Who are your people?
I’m a Korean adoptee who grew up in one of the least diverse states. I’ve been the only non-white kid in my school (and possibly a 30 mile radius) and Chinatown was something you only saw in movies. So, naturally I assimilated without even thinking about it, and I’ve continued to do so throughout my life.
After graduating high school, I began moving around the country, going to school, coming back home, joining the army, going back to school. Living my life in chapters, I’ve never been rooted in one place, and the relationships I’ve made with people were short lived. I have a very supportive family, which I consider my home base, but my people have always been the ones who are with me in the moment.
But I’m also an "extremely online" person and I can relate to them. It’s like knowing you're in a bubble… it is something I've had to contend with. Like, I basically have a split personality, my online persona and then my IRL persona. They are different.
Extremely online people have a community, a sort of headquarters online of other people like them. I think about it as a kind of chronic web surfer. You travel to different worlds. Each link is a new world. This digest of media is so expansive. But at the same time, it doesn’t feel like what is happening in reality, like the person on the street does not have any clue of this discourse that is happening. It feels like two separate worlds to me. But at the same time, online life is taking up more of people's time, and they can begin to merge. It can be a net negative.
Do you want the John Perry Barlow vision of the Internet? The Utopia? Or the Dystopia?
I kind of want the dystopia. It’s where you can see contradictions in life play out. And it seems like the only way out is through. I am not an accelerationist, but you can’t ask people to wait anymore. We want some real systemic change.
What do you want in the next era of America?

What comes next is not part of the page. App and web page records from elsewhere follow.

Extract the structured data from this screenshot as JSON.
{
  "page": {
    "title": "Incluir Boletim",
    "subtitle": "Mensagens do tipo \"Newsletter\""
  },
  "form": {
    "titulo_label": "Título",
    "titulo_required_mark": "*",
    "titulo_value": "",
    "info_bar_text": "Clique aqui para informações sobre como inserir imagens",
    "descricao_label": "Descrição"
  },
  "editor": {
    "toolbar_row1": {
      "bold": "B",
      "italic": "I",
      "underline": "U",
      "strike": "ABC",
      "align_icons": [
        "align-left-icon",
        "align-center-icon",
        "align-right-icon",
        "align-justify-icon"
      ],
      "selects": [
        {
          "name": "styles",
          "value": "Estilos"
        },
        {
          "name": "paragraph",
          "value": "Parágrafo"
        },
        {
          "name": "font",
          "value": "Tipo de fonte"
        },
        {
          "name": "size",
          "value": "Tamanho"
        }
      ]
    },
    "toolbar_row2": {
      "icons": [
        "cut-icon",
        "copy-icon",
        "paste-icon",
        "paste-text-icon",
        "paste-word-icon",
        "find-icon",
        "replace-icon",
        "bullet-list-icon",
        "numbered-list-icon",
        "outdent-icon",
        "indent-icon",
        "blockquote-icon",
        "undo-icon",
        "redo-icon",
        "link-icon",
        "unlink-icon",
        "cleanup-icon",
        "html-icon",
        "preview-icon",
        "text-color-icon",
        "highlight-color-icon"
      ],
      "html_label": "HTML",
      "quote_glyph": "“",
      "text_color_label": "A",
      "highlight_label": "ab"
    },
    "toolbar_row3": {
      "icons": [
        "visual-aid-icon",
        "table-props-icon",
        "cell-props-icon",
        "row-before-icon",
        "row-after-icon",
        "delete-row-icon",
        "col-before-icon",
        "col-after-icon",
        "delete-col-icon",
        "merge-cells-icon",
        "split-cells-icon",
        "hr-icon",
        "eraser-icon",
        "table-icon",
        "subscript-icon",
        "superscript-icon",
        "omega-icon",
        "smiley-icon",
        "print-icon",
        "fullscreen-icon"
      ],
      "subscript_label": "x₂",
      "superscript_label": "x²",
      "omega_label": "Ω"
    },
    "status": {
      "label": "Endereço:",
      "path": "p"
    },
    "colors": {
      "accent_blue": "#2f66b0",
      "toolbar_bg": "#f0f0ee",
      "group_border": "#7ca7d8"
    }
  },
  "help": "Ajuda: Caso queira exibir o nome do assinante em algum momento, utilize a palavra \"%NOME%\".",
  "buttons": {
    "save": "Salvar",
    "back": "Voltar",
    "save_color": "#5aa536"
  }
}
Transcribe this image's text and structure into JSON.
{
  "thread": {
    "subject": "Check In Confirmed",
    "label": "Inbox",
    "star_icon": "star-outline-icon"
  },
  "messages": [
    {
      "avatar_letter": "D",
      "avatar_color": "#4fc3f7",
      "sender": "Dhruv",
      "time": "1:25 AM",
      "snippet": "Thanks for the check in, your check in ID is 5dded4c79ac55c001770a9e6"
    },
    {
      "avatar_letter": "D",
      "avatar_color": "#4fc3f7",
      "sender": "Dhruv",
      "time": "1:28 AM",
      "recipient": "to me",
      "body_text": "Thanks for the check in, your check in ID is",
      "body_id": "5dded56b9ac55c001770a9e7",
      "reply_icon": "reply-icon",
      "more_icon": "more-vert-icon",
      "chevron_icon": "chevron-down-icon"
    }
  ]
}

What I want feels fantastical, maybe impossible. Maybe I'm contradicting myself and I want a type of tech utopia, this sort of “fully automated luxury sort-of-communist vision of the world.” [laughs] Maybe we aren’t far off from it theoretically, we have the tech and economic structures built in...look at Amazon. But simply put, I hope for a kinder, more communal world. One that is less alienated.